"Take it from me, the Jewish community here faces no difficulties. If some people left after the revolution, maybe it's because they were scared," says Farangis Hassidim, a forceful but good-humored woman who is charge of the only Jewish hospital in Iran. She adds: "Our position here is not as bad as people abroad may think. We practice our religion freely, we have all
our festivals, we have our own schools and kindergartens."
For her, the well-equipped hospital in central Tehran is a model of religious harmony. "We have about 200 staff, 30 percent of them Jewish," she says. "These days, I'd say about 5 percent of our patients are Jewish, the rest are Muslims." A sign outside the hospital reads in Hebrew: "Love thy neighbor as thyself."
Nevertheless, many Jews emigrated after the 1979 Islamic revolution to the United States, the favored destination, and to Israel. In just under two decades, their numbers in Iran have dwindled from 100,000 to about 40,000, 25,000 of them in Tehran.
The shah, overthrown in 1979, was on good terms with the Jewish state; opposition to it was a cornerstone of Khomeini's revolution.
A tight-knit community
Like other minorities, many Iranian Jews feared an uncertain future, although their religious rights were enshrined in the Constitution. Nevertheless, Iran's Jewish community remains the largest in the Middle East outside of Israel, and human rights activists confirm that members are not persecuted because of their religion.
Since the Islamic revolution, the Jewish community has become more tight-knit and devout, according to worshippers at the Abrishami Synagogue.
After prayers, there is a festive atmosphere as families, greeting each other with the Sabbath greeting "Shabbat Shalom," spill out into the courtyard. Savory snacks are handed out as families share gossip and children dart up and down the stairs playing tag.
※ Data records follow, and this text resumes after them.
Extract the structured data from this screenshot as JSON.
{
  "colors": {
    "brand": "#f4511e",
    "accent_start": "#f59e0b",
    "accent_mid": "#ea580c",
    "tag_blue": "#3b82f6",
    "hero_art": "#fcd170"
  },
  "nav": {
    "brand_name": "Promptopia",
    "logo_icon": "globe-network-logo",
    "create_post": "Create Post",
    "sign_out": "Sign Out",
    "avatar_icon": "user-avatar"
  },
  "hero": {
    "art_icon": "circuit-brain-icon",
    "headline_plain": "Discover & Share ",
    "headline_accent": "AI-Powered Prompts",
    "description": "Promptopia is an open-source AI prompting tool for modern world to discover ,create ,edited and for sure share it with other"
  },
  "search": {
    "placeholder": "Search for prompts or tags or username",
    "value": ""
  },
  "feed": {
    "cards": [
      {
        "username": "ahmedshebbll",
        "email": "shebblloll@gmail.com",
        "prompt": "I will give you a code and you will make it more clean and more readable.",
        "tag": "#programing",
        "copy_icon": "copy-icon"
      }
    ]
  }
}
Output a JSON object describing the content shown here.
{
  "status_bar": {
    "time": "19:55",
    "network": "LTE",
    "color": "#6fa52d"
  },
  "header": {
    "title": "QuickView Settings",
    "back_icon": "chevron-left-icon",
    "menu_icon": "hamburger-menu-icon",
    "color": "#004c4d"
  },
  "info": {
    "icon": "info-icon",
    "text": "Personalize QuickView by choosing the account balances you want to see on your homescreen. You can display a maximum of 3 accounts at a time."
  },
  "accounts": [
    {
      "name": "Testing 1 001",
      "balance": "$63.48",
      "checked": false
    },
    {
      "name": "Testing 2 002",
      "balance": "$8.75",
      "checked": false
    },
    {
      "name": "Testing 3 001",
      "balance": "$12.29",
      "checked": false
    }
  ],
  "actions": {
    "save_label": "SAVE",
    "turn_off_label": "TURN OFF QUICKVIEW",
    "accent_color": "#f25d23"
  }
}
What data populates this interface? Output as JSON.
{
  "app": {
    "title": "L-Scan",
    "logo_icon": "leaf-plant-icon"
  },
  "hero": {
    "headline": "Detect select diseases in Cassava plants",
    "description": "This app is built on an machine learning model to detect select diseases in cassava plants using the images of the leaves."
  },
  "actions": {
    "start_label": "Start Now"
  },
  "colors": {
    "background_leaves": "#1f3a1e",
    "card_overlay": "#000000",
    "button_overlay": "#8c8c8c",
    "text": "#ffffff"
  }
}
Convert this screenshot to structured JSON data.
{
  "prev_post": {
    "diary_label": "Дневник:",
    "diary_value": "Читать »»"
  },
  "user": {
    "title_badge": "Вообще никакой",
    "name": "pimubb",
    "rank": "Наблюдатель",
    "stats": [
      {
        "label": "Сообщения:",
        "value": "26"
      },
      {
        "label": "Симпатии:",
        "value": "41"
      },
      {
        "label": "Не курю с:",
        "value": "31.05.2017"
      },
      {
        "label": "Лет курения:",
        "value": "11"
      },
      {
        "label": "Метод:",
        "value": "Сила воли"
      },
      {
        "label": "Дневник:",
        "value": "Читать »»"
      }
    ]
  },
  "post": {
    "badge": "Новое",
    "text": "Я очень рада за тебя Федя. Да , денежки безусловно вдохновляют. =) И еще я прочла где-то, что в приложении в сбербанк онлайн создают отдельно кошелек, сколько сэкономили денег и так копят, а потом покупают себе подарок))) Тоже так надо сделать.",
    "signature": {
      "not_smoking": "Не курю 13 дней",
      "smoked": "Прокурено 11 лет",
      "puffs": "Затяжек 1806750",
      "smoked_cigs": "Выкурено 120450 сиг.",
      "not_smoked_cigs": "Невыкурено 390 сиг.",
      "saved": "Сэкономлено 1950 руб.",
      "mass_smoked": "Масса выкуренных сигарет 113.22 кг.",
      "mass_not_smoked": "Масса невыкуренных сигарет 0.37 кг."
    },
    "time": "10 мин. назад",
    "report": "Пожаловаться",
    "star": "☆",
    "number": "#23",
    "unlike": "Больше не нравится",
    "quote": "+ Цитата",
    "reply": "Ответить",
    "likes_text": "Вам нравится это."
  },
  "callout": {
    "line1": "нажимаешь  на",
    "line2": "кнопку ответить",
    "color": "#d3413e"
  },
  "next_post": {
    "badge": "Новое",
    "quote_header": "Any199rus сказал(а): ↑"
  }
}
A small portrait of Ayatollah Khomeini is painted on the wall of the stairwell.
Privately, there are grumbles about discrimination, much of it of a social or bureaucratic nature. Some complain it is impossible for Jews to get senior positions in Iran Air, the national airline, or in the national oil company. A woman teacher says she has been passed by for promotion several times because she is Jewish and now hopes to emigrate to Los Angeles. A car-parts dealer says
Jews have to wait much longer for travel documents and exit visas.
The most pressing complaint is that, despite many petitions to parliament, Jewish schools must open on Saturdays, the Jewish Sabbath. Like so many other Iranians, those at the Abrishami synagogue are relying on the new president, Mohamad Khatami, to support them.
"He's a kind man; let's hope he can help us with this schools question," says the parts dealer.
Jews also hope for a genuine Middle East peace settlement that would enable a more moderate Iran to recognize Israel, where many Iranian Jews have relatives. That clearly is a long way off, despite hints over the weekend of some kind of people-to-people dialogue. Even Mr. Khatami, with his reputation as a relative moderate, called Israel a "racist, terrorist state" in a recent
interview on CNN television.
Contacts with the Jewish state are banned, although some visit through third countries, while mail is usually routed through London.
At an antiques shop in central Tehran, Isaac, the elderly owner, says many Jews who once owned shops along the broad, bustling avenue have left in the past 20 years.
He has not seen his sister since she emigrated to Israel 16 years ago, but he has no plans to leave.
"The Jewish community has been here for centuries, and this shop has been in the family for more than 50 years," he says, reeling off the famous customers who have visited. "Gen. [Charles] de Gaulle was here.
"But look at this," he adds, brandishing an old black-and-white photograph of himself with his arm around curvaceous 1950s film star Gina Lollobrigida, who sports a beehive hairdo.
"Really, it's OK here, and it's home," he says.